Teen suicide is a pressing issue that demands our attention. While discussions surrounding this topic have become more prevalent, there seems to be a missing variable that often goes unnoticed. In order to truly understand and address the root causes of teen suicide, it is crucial to explore the role of mental health in these discussions. This article aims to shed light on this missing variable and emphasize the importance of considering mental health as a significant factor in preventing teen suicide. By delving into the complexities of this issue, we can hope to create a more comprehensive approach towards supporting and protecting our vulnerable youth.
The misclassification of drug overdoses as suicide attempts
There is growing concern that a significant number of crises labeled as drug overdoses in adolescents may actually be suicide attempts. This misclassification has serious implications for understanding and addressing the underlying causes of these incidents. An article published in The Journal of Pediatrics highlights this issue, presenting evidence and examples that shed light on the potential misinterpretation of drug overdoses as intentional self-harm. By examining the available data and considering the psychological factors involved, it becomes evident that accurate identification and classification of these cases are crucial for effective prevention and intervention strategies.
The impact of stressors on teen suicide rates during the pandemic
The COVID-19 pandemic has brought about a multitude of stressors that have significantly impacted teenagers.
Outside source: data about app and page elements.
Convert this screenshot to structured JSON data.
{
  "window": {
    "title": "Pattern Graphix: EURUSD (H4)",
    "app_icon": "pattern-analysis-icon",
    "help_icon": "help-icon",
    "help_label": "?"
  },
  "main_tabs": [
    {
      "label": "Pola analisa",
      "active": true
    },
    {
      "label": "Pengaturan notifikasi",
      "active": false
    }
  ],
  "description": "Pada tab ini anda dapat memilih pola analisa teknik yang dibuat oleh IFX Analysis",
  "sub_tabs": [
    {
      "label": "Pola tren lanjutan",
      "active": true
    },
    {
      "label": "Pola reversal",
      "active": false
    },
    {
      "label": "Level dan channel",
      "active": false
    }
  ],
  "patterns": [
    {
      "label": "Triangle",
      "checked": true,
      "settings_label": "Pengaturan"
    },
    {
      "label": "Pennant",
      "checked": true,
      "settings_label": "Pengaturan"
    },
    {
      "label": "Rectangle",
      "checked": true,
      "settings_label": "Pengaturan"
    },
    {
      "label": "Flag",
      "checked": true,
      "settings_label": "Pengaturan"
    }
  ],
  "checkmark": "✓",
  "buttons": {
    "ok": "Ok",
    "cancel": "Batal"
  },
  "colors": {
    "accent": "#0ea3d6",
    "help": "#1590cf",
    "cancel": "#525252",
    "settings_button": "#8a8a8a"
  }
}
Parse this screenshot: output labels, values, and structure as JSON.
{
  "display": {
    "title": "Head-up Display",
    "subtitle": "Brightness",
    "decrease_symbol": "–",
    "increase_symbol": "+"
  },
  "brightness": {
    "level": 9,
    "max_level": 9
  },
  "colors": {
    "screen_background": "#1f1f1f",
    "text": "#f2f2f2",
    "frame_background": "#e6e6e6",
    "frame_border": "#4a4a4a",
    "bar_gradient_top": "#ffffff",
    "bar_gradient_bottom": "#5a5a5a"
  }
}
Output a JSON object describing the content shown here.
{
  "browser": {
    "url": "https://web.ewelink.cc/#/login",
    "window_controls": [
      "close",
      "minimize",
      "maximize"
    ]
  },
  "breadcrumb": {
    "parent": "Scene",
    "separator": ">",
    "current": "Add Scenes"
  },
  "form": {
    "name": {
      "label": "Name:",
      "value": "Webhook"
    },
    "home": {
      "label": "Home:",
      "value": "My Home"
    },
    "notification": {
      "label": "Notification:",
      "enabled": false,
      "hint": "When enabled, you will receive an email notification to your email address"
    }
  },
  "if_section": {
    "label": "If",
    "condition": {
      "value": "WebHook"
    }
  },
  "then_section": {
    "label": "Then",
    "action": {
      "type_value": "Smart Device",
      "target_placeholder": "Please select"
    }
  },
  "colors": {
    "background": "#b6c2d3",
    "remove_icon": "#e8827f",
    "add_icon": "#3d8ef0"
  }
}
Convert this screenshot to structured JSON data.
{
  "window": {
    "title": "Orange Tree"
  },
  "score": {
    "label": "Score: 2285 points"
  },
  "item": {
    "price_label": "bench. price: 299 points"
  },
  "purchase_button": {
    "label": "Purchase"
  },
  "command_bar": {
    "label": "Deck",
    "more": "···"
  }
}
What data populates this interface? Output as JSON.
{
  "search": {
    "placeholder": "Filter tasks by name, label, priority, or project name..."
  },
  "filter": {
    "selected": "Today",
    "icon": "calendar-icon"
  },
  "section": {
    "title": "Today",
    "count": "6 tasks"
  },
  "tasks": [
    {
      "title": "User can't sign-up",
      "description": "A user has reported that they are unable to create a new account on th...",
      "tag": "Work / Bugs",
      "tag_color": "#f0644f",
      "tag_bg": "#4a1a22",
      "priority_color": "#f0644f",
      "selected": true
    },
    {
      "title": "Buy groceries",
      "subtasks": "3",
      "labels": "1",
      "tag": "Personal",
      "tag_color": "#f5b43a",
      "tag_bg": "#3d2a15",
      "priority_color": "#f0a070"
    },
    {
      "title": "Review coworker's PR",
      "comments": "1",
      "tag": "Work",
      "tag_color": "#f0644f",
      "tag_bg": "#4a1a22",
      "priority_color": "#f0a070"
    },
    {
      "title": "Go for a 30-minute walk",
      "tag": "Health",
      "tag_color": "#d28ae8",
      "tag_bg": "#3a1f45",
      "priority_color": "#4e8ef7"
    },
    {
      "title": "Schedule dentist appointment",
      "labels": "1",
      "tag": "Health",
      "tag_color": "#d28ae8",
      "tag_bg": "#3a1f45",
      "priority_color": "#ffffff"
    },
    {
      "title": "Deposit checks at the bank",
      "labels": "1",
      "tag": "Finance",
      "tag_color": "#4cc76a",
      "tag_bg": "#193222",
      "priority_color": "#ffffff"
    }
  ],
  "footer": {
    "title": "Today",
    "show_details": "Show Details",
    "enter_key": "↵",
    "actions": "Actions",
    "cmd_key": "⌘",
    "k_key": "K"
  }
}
One major stressor is the lack of education due to school closures and remote learning challenges. Many students have struggled with adapting to online classes, leading to feelings of frustration, isolation, and a decline in academic performance. Additionally, insufficient mental health support has exacerbated the emotional toll on teenagers.
The closure of schools and limited access to counseling services have left many adolescents without the necessary resources to cope with their mental health issues. Furthermore, food shortages and economic instability have added financial strain to families, increasing anxiety and uncertainty among teenagers. These stressors, combined with the social isolation and disruption of daily routines, have contributed to an alarming increase in suicide attempts among teenagers during the pandemic.
The role of adult behavior and childhood maltreatment in teen suicide
Adult behavior, particularly when stressed adults turn to alcohol and drugs as coping mechanisms, can have a significant impact on children’s behavior and their susceptibility to suicidal thoughts. Children often model the behaviors they observe in adults, and if they witness adults using substances to cope with stress, they may be more likely to engage in similar behaviors themselves. This can lead to a cycle of substance abuse and mental health issues that increase the risk of suicidal ideation in adolescence.
Furthermore, childhood maltreatment has been strongly linked to suicidal ideation. The trauma and emotional distress caused by abuse or neglect can have long-lasting effects on a child’s mental health, increasing their vulnerability to suicidal thoughts and behaviors. Unfortunately, the COVID-19 pandemic and school closures have exacerbated this issue. With limited access to support systems such as teachers, counselors, and friends, children experiencing maltreatment may feel even more isolated and hopeless. It is crucial for communities and policymakers to prioritize the identification and intervention of childhood maltreatment during these challenging times to prevent further harm and reduce the risk of teen suicide.